Four deadly hurricanes since mid-August have caused an estimated $20 billion in damage and strained both the resources and the nerve of the event industry in the southeastern United States. But effective communications systems and a realistic appraisal of insurance coverage have helped local event professionals get back in business.
“Normal business is a challenge every day,” notes Jim “Smitty” Smith, general manager of Kirby Rental Service in Orlando, Fla. Both Hurricane Charley and Hurricane Frances forced the company to drop its tent installations; “[Hurricane] Ivan passed us by, so we got lucky,” he says. He adds, “We are doing some work in the Cayman Islands where you can’t call your neighboring states to send in their utility trucks, fuel trucks, water, ice food—count your blessings, America, we’ve got it pretty good.”
Independent planner Stacy Stern, CSEP, of The Special Events Group saw her business close down for a week when Charley wiped out power in Boca Raton, Fla., her company headquarters.

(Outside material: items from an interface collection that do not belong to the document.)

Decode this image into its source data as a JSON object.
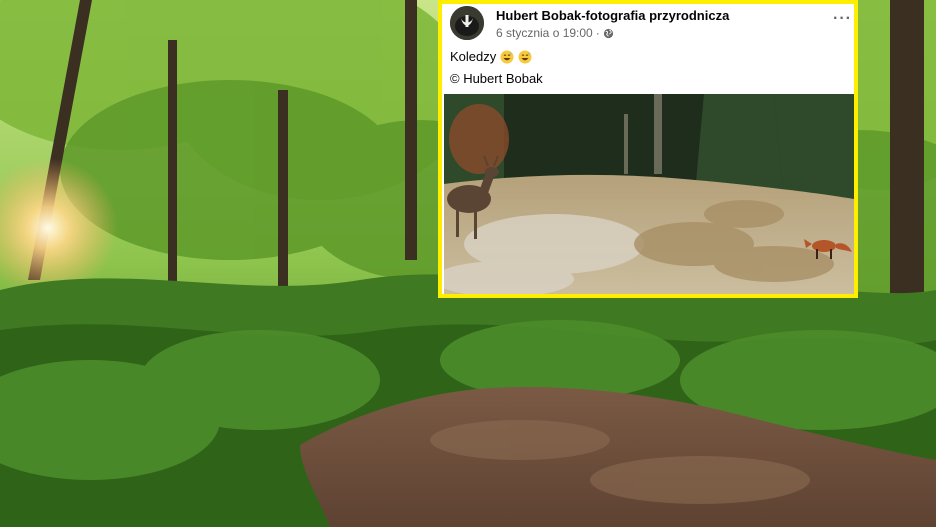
{
  "post": {
    "author": "Hubert Bobak-fotografia przyrodnicza",
    "timestamp": "6 stycznia o 19:00",
    "separator": "·",
    "audience_icon": "globe-icon",
    "more_icon": "more-options-icon",
    "more_label": "···",
    "caption": "Koledzy",
    "caption_emojis": [
      "grinning-sweat-emoji",
      "grinning-sweat-emoji"
    ],
    "credit": "© Hubert Bobak"
  },
  "colors": {
    "frame_border": "#ffee00",
    "author_text": "#050505",
    "meta_text": "#65676b"
  }
}
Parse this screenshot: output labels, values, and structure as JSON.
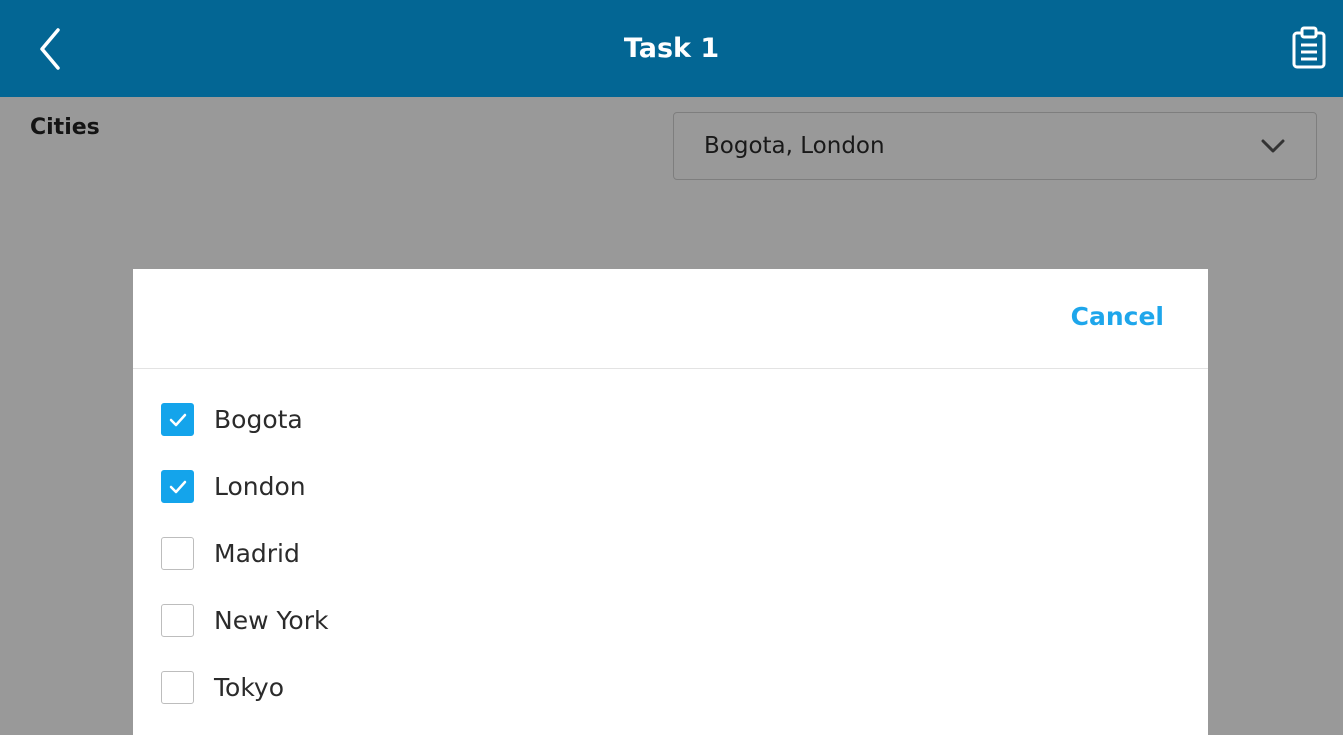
{
  "header": {
    "title": "Task 1",
    "back_icon": "chevron-left-icon",
    "action_icon": "clipboard-icon",
    "background": "#036694"
  },
  "form": {
    "field_label": "Cities",
    "select_value": "Bogota, London",
    "select_icon": "chevron-down-icon"
  },
  "dialog": {
    "cancel_label": "Cancel",
    "accent": "#14a4eb",
    "options": [
      {
        "label": "Bogota",
        "checked": true
      },
      {
        "label": "London",
        "checked": true
      },
      {
        "label": "Madrid",
        "checked": false
      },
      {
        "label": "New York",
        "checked": false
      },
      {
        "label": "Tokyo",
        "checked": false
      }
    ]
  }
}
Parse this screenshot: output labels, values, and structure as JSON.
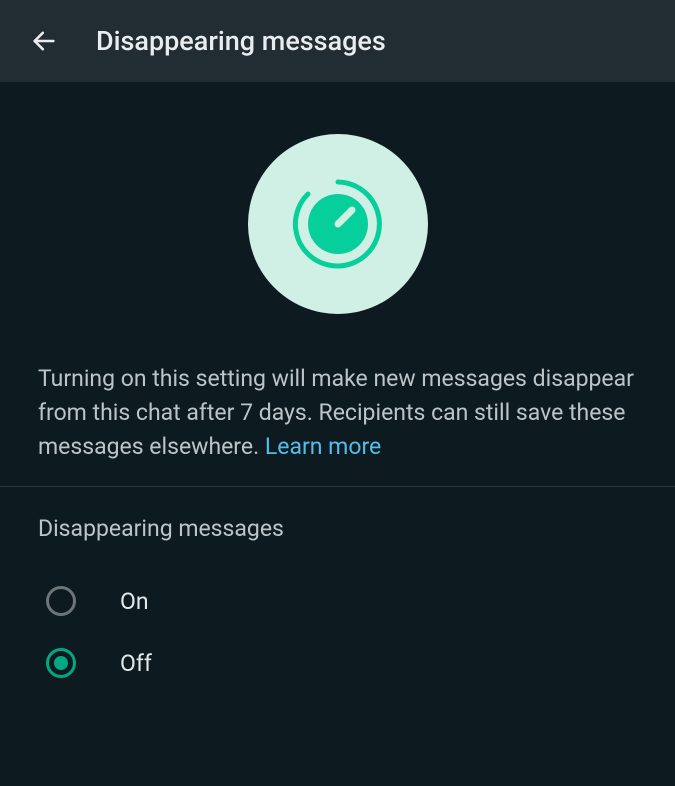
{
  "header": {
    "title": "Disappearing messages"
  },
  "description": {
    "text": "Turning on this setting will make new messages disappear from this chat after 7 days. Recipients can still save these messages elsewhere. ",
    "learn_more": "Learn more"
  },
  "section": {
    "title": "Disappearing messages",
    "options": [
      {
        "label": "On",
        "selected": false
      },
      {
        "label": "Off",
        "selected": true
      }
    ]
  },
  "colors": {
    "accent": "#00a884",
    "link": "#53bdeb",
    "header_bg": "#222d33",
    "body_bg": "#0d1a1f"
  }
}
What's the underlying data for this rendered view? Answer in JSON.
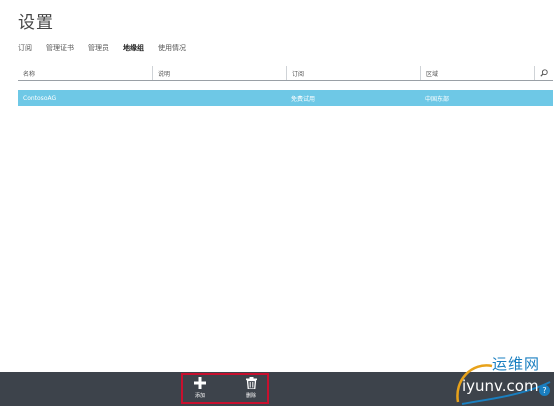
{
  "page": {
    "title": "设置"
  },
  "tabs": [
    {
      "label": "订阅"
    },
    {
      "label": "管理证书"
    },
    {
      "label": "管理员"
    },
    {
      "label": "地缘组"
    },
    {
      "label": "使用情况"
    }
  ],
  "active_tab": "地缘组",
  "table": {
    "columns": [
      "名称",
      "说明",
      "订阅",
      "区域"
    ],
    "rows": [
      {
        "name": "ContosoAG",
        "description": "",
        "subscription": "免费试用",
        "region": "中国东部"
      }
    ]
  },
  "commands": {
    "add_label": "添加",
    "delete_label": "删除"
  },
  "watermark": {
    "line1": "运维网",
    "line2": "iyunv.com"
  },
  "colors": {
    "accent": "#6ec8e6",
    "bottom_bar": "#3d434b",
    "highlight_border": "#c8102e",
    "watermark_blue": "#1a7fc0"
  },
  "icons": [
    "search-icon",
    "plus-icon",
    "trash-icon",
    "help-icon"
  ]
}
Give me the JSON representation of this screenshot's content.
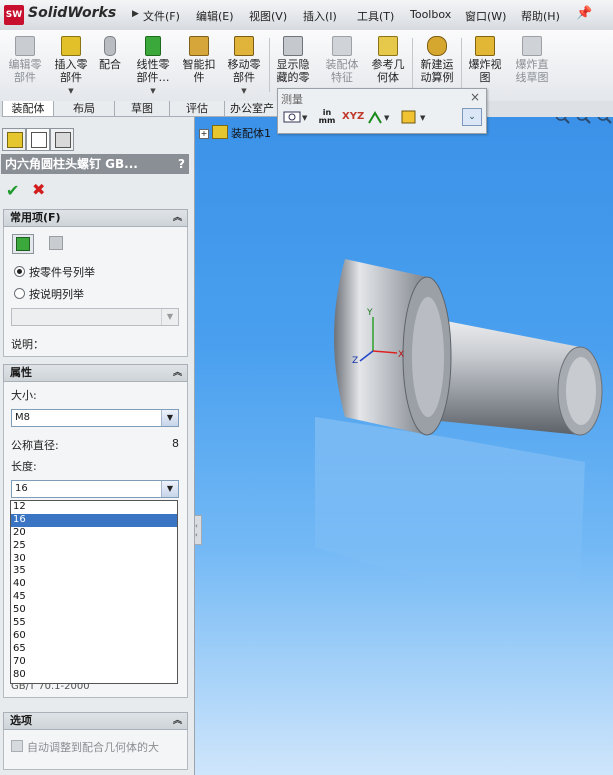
{
  "app": {
    "logo_badge": "SW",
    "logo_text": "SolidWorks"
  },
  "menu": [
    "文件(F)",
    "编辑(E)",
    "视图(V)",
    "插入(I)",
    "工具(T)",
    "Toolbox",
    "窗口(W)",
    "帮助(H)"
  ],
  "ribbon": {
    "edit_part": [
      "编辑零",
      "部件"
    ],
    "insert_part": [
      "插入零",
      "部件"
    ],
    "mate": [
      "配合"
    ],
    "linear_pattern": [
      "线性零",
      "部件…"
    ],
    "smart_fastener": [
      "智能扣",
      "件"
    ],
    "move_part": [
      "移动零",
      "部件"
    ],
    "show_hidden": [
      "显示隐",
      "藏的零"
    ],
    "assembly_feature": [
      "装配体",
      "特征"
    ],
    "reference_geometry": [
      "参考几",
      "何体"
    ],
    "new_motion_study": [
      "新建运",
      "动算例"
    ],
    "explode_view": [
      "爆炸视",
      "图"
    ],
    "explode_line_sketch": [
      "爆炸直",
      "线草图"
    ]
  },
  "tabs": [
    "装配体",
    "布局",
    "草图",
    "评估",
    "办公室产"
  ],
  "measure": {
    "title": "测量",
    "close": "×",
    "units_top": "in",
    "units_bottom": "mm",
    "xyz_label": "XYZ"
  },
  "tree": {
    "expand": "+",
    "root_label": "装配体1"
  },
  "property_manager": {
    "title": "内六角圆柱头螺钉 GB...",
    "help": "?",
    "ok": "✔",
    "cancel": "✖",
    "favorites": {
      "header": "常用项(F)",
      "radio_by_part_number": "按零件号列举",
      "radio_by_description": "按说明列举",
      "description_label": "说明："
    },
    "properties": {
      "header": "属性",
      "size_label": "大小:",
      "size_value": "M8",
      "nominal_diameter_label": "公称直径:",
      "nominal_diameter_value": "8",
      "length_label": "长度:",
      "length_value": "16",
      "length_options": [
        "12",
        "16",
        "20",
        "25",
        "30",
        "35",
        "40",
        "45",
        "50",
        "55",
        "60",
        "65",
        "70",
        "80"
      ],
      "standard_partial": "GB/T 70.1-2000"
    },
    "options": {
      "header": "选项",
      "auto_size_label": "自动调整到配合几何体的大"
    }
  },
  "triad": {
    "x": "X",
    "y": "Y",
    "z": "Z"
  },
  "colors": {
    "accent": "#3a75c4",
    "viewport_top": "#3b92e8",
    "viewport_bottom": "#cfe6fb",
    "ok": "#1d9a2b",
    "cancel": "#d21d1d"
  }
}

She can’t even measure the cost of the hurricane series: “Who can predict the loss of revenue that might have happened?” she asks. “I am sure future clients are nervous about coming here now.”
Kellie Mathas, CSEP, CMP, felt the wrath of Ivan’s flooding in the New Orleans office of USA Hosts. Her office closed for nearly three days while employees evacuated the city. For Mathas and her family, this meant driving 22 hours to find an available hotel room in Houston, normally a 5 ½-hour drive.
She estimates that her office lost at least $50,000 in canceled business, but the company has mechanisms in place to address such problems. The company that rebooks before year-end will not lose a nonrefundable venue deposit, while branded and dated items must be paid for. “The main goal is that everyone is safe; that has to come over the bottom line,” she says. “But we know what cancellation does over the long haul to a monthly forecast.”
Here It Comes
Unlike other catastrophes, the path of a hurricane is somewhat predictable, a fact that Kelly Murphy, head of Panache Party Rentals in Pompano Beach, Fla., used to her advantage. Even though Charley, Frances and Ivan all led to cancellations, her operations stayed afloat thanks to her communications strategy. She and her team made three hard copies of all paperwork, then compressed all data and sent it to safe locations out of state. “We had a master list of all employees with three managers and called different point people after the storm to check on their status,” she explains. “Don’t panic—just go through the list and prepare. Most important is to communicate. The rest is up to a higher power.”
Dave Peters, head of Absolute Amusements in Orlando, used a similar strategy. His company had events slated in nine states plus the Bahamas, Puerto Rico and Bermuda during the hurricane series. Although some events canceled, his company was out of business “zero” hours, he says, thanks to the “many fine people [who] worked very hard to make sure very event went on time, on stage, on budget—well, at least the client’s budget—we got to eat the difference.” All told, he expects the hurricane series put a bite of between $50,000 and $125,000 on his operations.
“Having a plan in place made all the difference,” he says. “Our office teams reopened in our Las Vegas location. Sending critical equipment and data out of state was our best decision.”
Classic Effects of New Orleans also managed to pull off events—including a wedding—thanks to an effective communications program. “In spite of everyone’s high stress level because of the approaching monster storm, our contact was well-received in large part because our phone calls and e-mails were brief and specific,” reports company head David Spear, CSEP. “We gave cell phone numbers and critical deadline dates saying there would not be postponement penalties due to force majeure.”
The special effects at the wedding were particularly well received, Spear says. “I think the fireworks got a louder reaction than usual because they provided the only opportunity during a normally elegant ceremony to scream out loud and release some of the tension and anxiety!”
Understand Your Insurance
With estimates that one in five Florida homes has been damaged within the last six weeks, many will be surprised by what insurance does and doesn’t cover. Paul Creighton, CSEP, of vice president of T. Skorman Productions in Orlando, cautions that some event planners may try to cancel an event when a hurricane threatens. But “act of God” and “force majeure” clauses apply in cases of unanticipated disasters, he notes. “If a client is being prudent and wanting to avoid bringing a group to an area because a hurricane might be headed in that direction, that does not fall into an ‘act of God’ category legally,” he notes. “That’s a big distinction that most people do not understand.”